The Grammarian's Bible: Scholarship in the Margins of the Septuagint

Thumbnail Image



Journal Title

Journal ISSN

Volume Title

Repository Usage Stats



The dissertation surveys marginal annotations (marginalia) in fifty-nine of the earliest manuscripts to contain books in the so-called Septuagint (i.e. ancient Greek translations of books in the Hebrew Bible). The dates of the manuscripts surveyed range from roughly the second century BC to the third century AD. Most of the manuscripts are presently mere scraps of papyrus codices, fewer are scraps of papyrus bookrolls, and still fewer are scraps of parchment codices and bookrolls. Most of the manuscripts were recovered from various rural locations in Egypt and a few come from Palestine. On my count, the manuscripts contain a combined total of 230 marginalia.

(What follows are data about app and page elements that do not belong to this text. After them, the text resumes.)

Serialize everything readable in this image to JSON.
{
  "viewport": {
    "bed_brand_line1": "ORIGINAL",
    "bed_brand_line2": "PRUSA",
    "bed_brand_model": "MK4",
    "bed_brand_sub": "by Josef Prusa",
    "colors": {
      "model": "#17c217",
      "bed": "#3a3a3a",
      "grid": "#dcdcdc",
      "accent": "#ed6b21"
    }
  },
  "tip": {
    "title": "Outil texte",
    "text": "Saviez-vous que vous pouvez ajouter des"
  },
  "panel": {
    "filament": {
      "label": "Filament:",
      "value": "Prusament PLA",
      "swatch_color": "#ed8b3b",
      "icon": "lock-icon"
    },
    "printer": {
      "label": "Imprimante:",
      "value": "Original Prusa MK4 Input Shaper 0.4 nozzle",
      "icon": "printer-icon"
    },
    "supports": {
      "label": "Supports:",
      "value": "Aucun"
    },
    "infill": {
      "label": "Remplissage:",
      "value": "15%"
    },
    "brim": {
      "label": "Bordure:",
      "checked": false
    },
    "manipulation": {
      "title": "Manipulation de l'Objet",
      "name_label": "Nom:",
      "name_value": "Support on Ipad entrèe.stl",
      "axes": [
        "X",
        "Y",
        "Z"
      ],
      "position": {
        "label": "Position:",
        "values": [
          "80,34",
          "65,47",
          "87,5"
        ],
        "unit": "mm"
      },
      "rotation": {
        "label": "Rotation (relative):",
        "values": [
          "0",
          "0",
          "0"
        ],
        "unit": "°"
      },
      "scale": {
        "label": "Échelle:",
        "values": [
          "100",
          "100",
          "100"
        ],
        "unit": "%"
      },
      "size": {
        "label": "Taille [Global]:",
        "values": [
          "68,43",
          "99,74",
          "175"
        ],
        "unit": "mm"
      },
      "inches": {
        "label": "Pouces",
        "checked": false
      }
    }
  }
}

Some of the marginalia, like the texts they encircle, are written in ancient Greek, while the majority are written in Coptic. As I demonstrate throughout the project, the purpose of the marginalia is only clarified once situated within the scribal contexts of the manuscripts themselves and within the larger context of (late) ancient “grammar” (grammatike).In Chapters 1 and 2, I summarize the manuscript evidence and establish reliable data concerning the manuscripts’ codicology or voluminology, writing, date, and paratextual features as well as discuss patterns in the type, frequency, and distribution of the marginalia. Transcriptions, critical notes, and English translations of the marginalia are provided in a large catalog at the dissertation’s end. Until now, these marginalia have never been studied collectively or systematically and many are here presented for the first time (modern editors of the manuscripts tend to neglect or outright ignore paratextual features in the manuscripts). Chapters 3 and 4 are each devoted to studying the marginalia in a single manuscript. In this case-study approach, I situate the marginalia within their larger social, scribal, and codicological frameworks. Collectively, these frameworks illuminate the marginalia’s function as well as the reading habits and interests of their writers.






Wagner, Nicholas Eugene (2021). The Grammarian's Bible: Scholarship in the Margins of the Septuagint. Dissertation, Duke University. Retrieved from


Dukes student scholarship is made available to the public using a Creative Commons Attribution / Non-commercial / No derivative (CC-BY-NC-ND) license.